TLDR
It is suggested that advanced ICT-based tools, such as virtual and augmented reality technologies, are the most fitting platforms for applying nonpharmacological computerized neurocognitive interventions for older adults. Expand
Video Game Training Does Not Enhance Cognitive Ability: A Comprehensive Meta-Analytic Investigation
TLDR
Video game training represents no exception to the general difficulty of obtaining far transfer and is tested with three random-effects meta-analytic models, finding no evidence of a causal relationship between playing video games and enhanced cognitive ability. Expand
...
1
2
3
4
5
...

References

SHOWING 1-10 OF 416 REFERENCES
Do you believe in brain training? A questionnaire about expectations of computerised cognitive training
"Brain training" (i.e., enhancing, rehabilitating, or simply maintaining cognitive function through deliberate cognitive exercise) is growing rapidly in popularity, yet remains highly controversial.Expand
Brain training in older adults: Evidence of transfer to memory span performance and pseudo-Matthew effects
  • S. McDougall, B. House
  • Psychology, Medicine
  • Neuropsychology, development, and cognition. Section B, Aging, neuropsychology and cognition
  • 2012
TLDR
Although the Brain Training package appeared to have some efficacy, other factors such as perceived quality of life and perceived cognitive functioning were at least equally important in determining training outcomes. Expand
No evidence of intelligence improvement after working memory training: a randomized, placebo-controlled study.
TLDR
This study compared young adults who received 20 sessions of practice on an adaptive dual n-back program or an adaptive visual search program with a no-contact control group that received no practice, and found no positive transfer to any of the cognitive ability tests. Expand
Brain Training Game Boosts Executive Functions, Working Memory and Processing Speed in the Young Adults: A Randomized Controlled Trial
TLDR
The scientific evidence was shown which the brain training game had the beneficial effects on cognitive functions (executive functions, working memory and processing speed) in the healthy young adults. Expand

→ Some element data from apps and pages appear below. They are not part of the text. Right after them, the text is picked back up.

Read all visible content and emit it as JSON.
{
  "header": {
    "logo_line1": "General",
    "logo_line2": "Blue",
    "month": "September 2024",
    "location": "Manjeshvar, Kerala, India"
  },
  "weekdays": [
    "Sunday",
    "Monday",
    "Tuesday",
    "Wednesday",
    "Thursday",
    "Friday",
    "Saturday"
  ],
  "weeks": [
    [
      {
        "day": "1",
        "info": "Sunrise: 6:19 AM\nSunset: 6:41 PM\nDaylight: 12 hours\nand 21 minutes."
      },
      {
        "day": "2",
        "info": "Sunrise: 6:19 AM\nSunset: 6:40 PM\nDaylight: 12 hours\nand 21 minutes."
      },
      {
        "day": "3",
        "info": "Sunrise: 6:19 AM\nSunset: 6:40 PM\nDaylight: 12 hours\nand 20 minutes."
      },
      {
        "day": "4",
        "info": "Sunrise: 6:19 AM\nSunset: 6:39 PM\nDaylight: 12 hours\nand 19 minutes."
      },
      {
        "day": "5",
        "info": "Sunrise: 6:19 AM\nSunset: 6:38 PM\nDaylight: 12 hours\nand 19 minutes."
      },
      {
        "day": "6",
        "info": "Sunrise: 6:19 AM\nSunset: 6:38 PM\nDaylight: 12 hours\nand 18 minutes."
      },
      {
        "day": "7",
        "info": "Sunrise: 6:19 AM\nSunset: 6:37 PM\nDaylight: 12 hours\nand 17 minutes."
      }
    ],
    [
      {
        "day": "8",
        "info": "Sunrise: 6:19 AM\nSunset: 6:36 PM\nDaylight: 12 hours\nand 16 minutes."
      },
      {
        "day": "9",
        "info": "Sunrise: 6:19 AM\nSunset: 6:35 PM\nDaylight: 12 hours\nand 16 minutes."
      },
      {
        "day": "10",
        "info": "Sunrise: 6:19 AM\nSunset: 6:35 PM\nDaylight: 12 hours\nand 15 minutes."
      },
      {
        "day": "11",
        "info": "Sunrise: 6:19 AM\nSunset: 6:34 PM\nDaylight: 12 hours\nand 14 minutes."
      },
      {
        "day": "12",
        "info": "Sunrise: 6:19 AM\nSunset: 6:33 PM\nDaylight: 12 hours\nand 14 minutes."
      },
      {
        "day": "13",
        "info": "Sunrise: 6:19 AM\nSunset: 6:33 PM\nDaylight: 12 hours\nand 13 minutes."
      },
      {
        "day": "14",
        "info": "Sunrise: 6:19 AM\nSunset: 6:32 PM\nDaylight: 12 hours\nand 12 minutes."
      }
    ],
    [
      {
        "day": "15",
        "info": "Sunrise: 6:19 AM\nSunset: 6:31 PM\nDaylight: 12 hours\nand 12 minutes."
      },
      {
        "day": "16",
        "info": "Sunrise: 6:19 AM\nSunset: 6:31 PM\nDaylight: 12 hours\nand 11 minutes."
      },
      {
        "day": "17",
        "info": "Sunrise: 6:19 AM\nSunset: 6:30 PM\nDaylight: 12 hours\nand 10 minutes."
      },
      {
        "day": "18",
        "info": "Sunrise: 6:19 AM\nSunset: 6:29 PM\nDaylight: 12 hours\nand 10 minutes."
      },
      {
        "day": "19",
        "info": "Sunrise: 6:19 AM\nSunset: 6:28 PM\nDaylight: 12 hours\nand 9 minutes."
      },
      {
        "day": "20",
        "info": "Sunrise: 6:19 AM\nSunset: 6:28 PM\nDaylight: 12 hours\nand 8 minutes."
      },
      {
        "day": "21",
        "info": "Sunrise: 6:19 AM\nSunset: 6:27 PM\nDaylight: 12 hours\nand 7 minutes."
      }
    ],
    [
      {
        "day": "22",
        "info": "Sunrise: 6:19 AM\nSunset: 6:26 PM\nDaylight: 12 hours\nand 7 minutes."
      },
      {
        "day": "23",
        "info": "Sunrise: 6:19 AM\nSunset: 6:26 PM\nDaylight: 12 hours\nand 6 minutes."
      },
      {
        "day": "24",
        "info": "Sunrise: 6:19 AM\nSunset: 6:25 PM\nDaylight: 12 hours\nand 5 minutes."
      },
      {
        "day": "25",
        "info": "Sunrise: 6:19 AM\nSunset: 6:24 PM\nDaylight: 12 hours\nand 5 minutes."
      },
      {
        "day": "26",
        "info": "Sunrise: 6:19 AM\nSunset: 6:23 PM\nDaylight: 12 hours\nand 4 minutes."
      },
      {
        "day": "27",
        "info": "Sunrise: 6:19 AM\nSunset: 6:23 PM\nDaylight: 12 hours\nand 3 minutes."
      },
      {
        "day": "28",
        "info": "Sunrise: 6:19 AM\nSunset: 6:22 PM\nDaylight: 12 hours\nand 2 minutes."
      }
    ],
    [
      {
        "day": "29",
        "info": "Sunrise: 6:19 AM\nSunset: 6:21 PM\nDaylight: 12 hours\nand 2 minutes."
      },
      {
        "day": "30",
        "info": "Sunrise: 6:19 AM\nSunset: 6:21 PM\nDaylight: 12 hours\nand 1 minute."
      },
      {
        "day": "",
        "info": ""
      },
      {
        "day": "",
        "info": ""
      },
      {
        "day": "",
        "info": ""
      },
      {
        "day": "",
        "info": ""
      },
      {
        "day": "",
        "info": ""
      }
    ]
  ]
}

On methodological standards in training and transfer experiments
TLDR
Because each of the sub-areas above (aerobic training through brain training) share strong similarities in goal, theoretical framework, and experimental approach, it is sought to discuss issues from a general perspective that considers each as members of the same broad “training” domain. Expand
Brain Training Game Improves Executive Functions and Processing Speed in the Elderly: A Randomized Controlled Trial

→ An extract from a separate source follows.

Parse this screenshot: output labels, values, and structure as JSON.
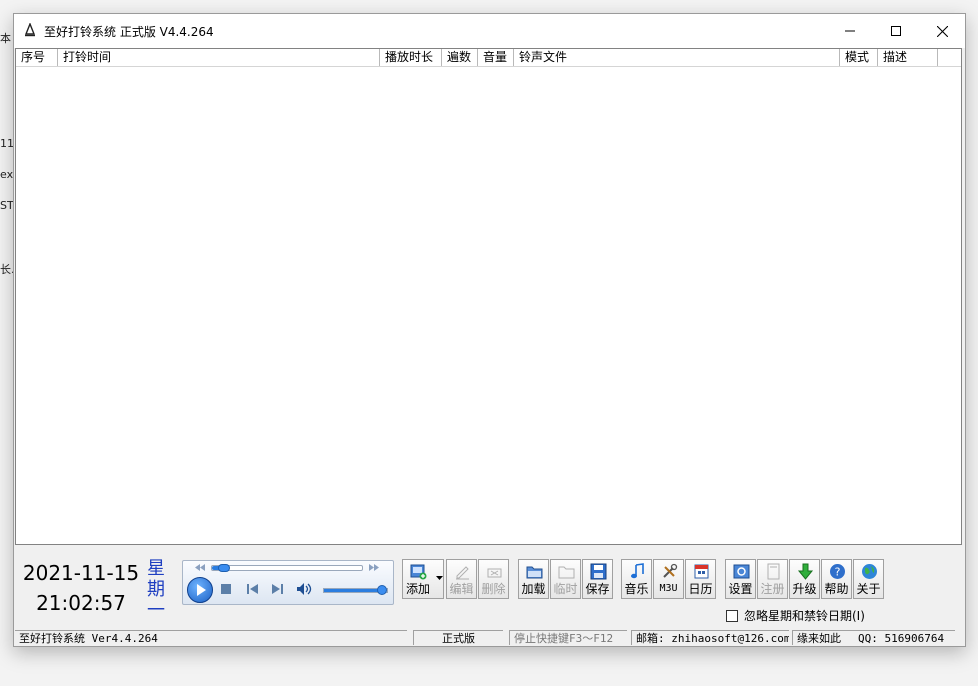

TLDR
The results showed that playing Brain Age for 4 weeks could lead to improve cognitive functions (executive functions and processing speed) in the elderly, indicating that there is a possibility which the elderly could improve executive functions andprocessing speed in short term training. Expand
The role of individual differences in cognitive training and transfer
TLDR
The present study resolves some of the methodological limitations of previous studies and also considers individual differences as potential explanations for the differing transfer effects across studies, and observes that transfer to a composite measure of fluid reasoning resulted from both WM interventions. Expand
What counts as evidence for working memory training? Problems with correlated gains and dichotomization
TLDR
It is demonstrated that the apparent transfer effects observed through responder analysis are illusory and are independent of the effectiveness of cognitive training. Expand
Chapter 10 – Cognitive Interventions
Publisher Summary Research findings in recent years from both animal models and on human learners converge clearly on the conclusion that there is plasticity in brain and behavior throughout theExpand
Short- and long-term benefits of cognitive training
TLDR
It is concluded that cognitive training can be effective and long-lasting, but that there are limiting factors that must be considered to evaluate the effects of this training, one of which is individual differences in training performance. Expand
...
1
2
3
4
5
...